BMW and Hyundai both earned top marks on technology usability in a new report out by J.D. Power, signifying that luxury and mass-market vehicles can do equally well satisfying customers with new technology.
A first of its kind for J.D. Power, the usability study found new vehicle owners are most satisfied with collision avoidance technology but still struggle with navigation systems, where many simply turn to a smart phone to substitute.
The BMW 2 series and 4 series ranked highest for the brand. Hyundai’s Genesis and Tucson also scored well on the survey, which looked at vehicle owner’s interaction and usage of technology used in collision protection, driving assistance, entertainment and connectivity, navigation, smartphone mirroring and comfort and convenience.
The Chevy Camaro, Kia Forte and Nissan Maxima also scored well.
The long development times for cars may hurt consumer ratings of many technology systems, said Kristin Kolodge, the report author and J.D. Power’s head of driver interaction.

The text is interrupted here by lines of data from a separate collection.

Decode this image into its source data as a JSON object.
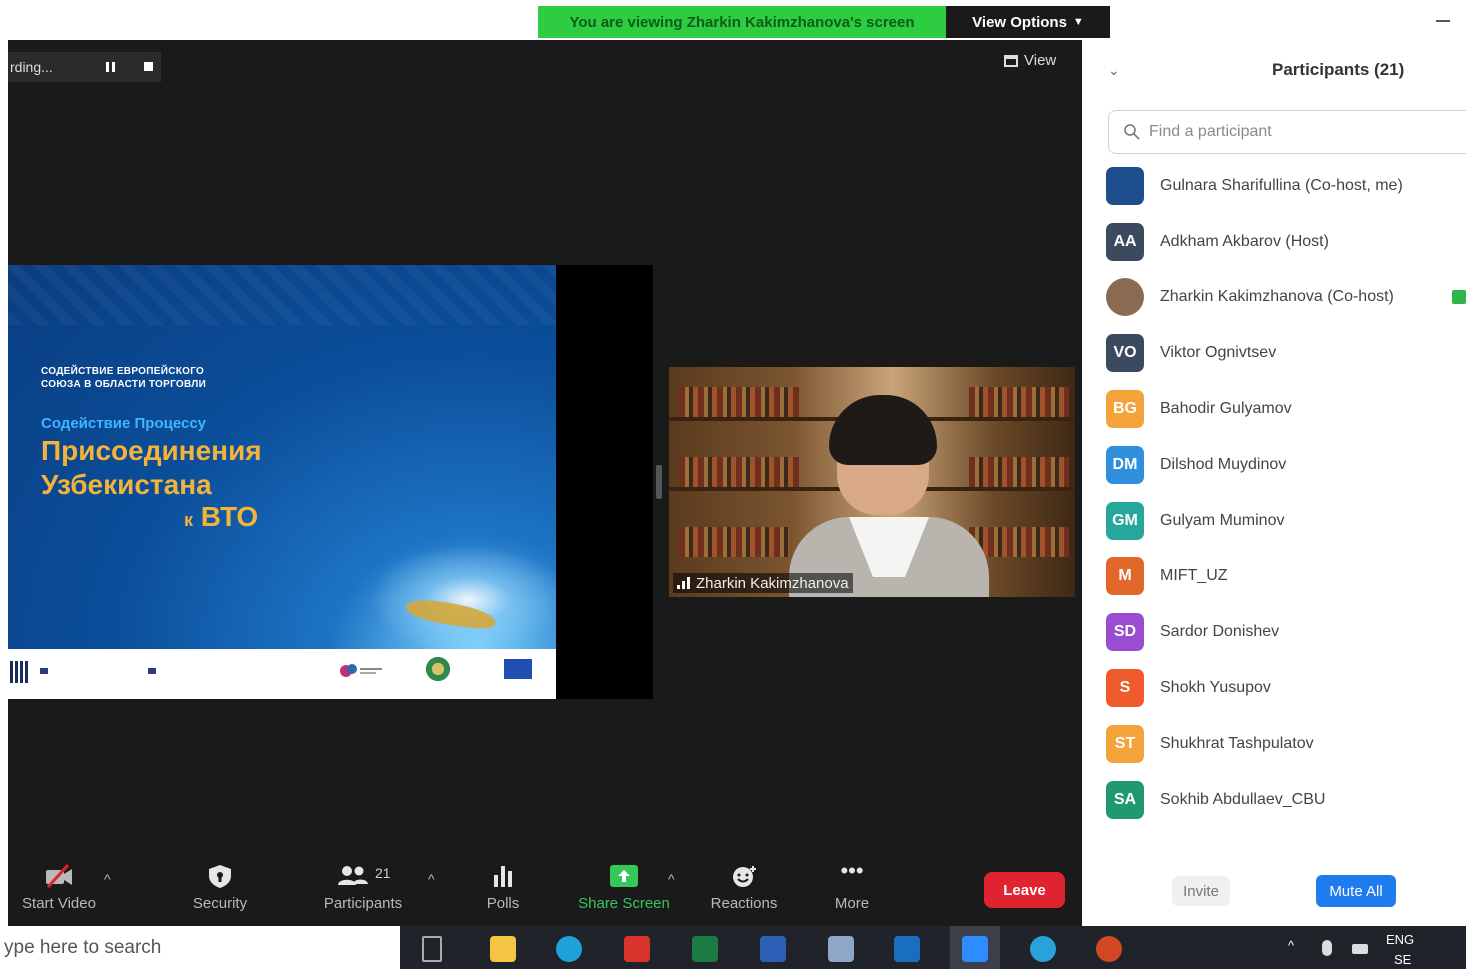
{
  "banner": {
    "viewing_text": "You are viewing Zharkin Kakimzhanova's screen",
    "view_options_label": "View Options"
  },
  "recording": {
    "label": "rding..."
  },
  "view_button": {
    "label": "View"
  },
  "slide": {
    "org_line1": "СОДЕЙСТВИЕ ЕВРОПЕЙСКОГО",
    "org_line2": "СОЮЗА В ОБЛАСТИ ТОРГОВЛИ",
    "subtitle": "Содействие Процессу",
    "title_line1": "Присоединения",
    "title_line2": "Узбекистана",
    "title_line3_small": "к",
    "title_line3": "ВТО"
  },
  "speaker": {
    "name": "Zharkin Kakimzhanova"
  },
  "toolbar": {
    "start_video": "Start Video",
    "security": "Security",
    "participants": "Participants",
    "participants_count": "21",
    "polls": "Polls",
    "share_screen": "Share Screen",
    "reactions": "Reactions",
    "more": "More",
    "leave": "Leave"
  },
  "panel": {
    "title": "Participants (21)",
    "search_placeholder": "Find a participant",
    "participants": [
      {
        "initials": "",
        "name": "Gulnara Sharifullina (Co-host, me)",
        "color": "#1f4e8c"
      },
      {
        "initials": "AA",
        "name": "Adkham Akbarov (Host)",
        "color": "#3b4a5e"
      },
      {
        "initials": "",
        "name": "Zharkin Kakimzhanova (Co-host)",
        "color": "#8a6a50"
      },
      {
        "initials": "VO",
        "name": "Viktor Ognivtsev",
        "color": "#3b4a5e"
      },
      {
        "initials": "BG",
        "name": "Bahodir Gulyamov",
        "color": "#f3a33a"
      },
      {
        "initials": "DM",
        "name": "Dilshod Muydinov",
        "color": "#2f8fdc"
      },
      {
        "initials": "GM",
        "name": "Gulyam Muminov",
        "color": "#27a79c"
      },
      {
        "initials": "M",
        "name": "MIFT_UZ",
        "color": "#e2672a"
      },
      {
        "initials": "SD",
        "name": "Sardor Donishev",
        "color": "#9b4dd1"
      },
      {
        "initials": "S",
        "name": "Shokh Yusupov",
        "color": "#f05a2c"
      },
      {
        "initials": "ST",
        "name": "Shukhrat Tashpulatov",
        "color": "#f3a33a"
      },
      {
        "initials": "SA",
        "name": "Sokhib Abdullaev_CBU",
        "color": "#1f9a6e"
      }
    ],
    "invite": "Invite",
    "mute_all": "Mute All"
  },
  "taskbar": {
    "search_text": "ype here to search",
    "lang": "ENG",
    "lang2": "SE"
  }
}
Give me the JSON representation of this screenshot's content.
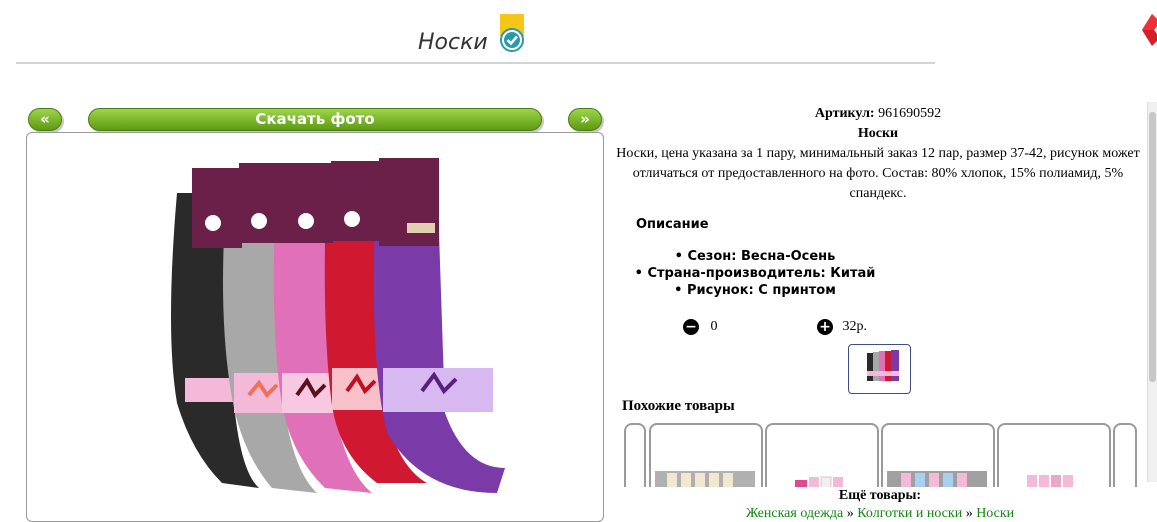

In many cases, “a system might be working the way the engineers and designers have planned it,” Kolodge said. But “expectations change rapidly -- change driven by other electronics in our lifestyle rapidly evolving into what the expectations are in our vehicle.”
Basic tech usability is major factor in measuring overall product quality. Consumers “just want to be successful the first time they use a technology,” says Kolodge.
J.D. Power asked 17,864 new-vehicle buyers to rate the functionality of in-vehicle technology. Safety systems like backup camera, blind-spot warning and detection and lane-keeping ranked the highest in satisfaction, with a score of 754 our of J.D. Power’s 1000-point scale. These technologies were used nearly every time survey respondents drove.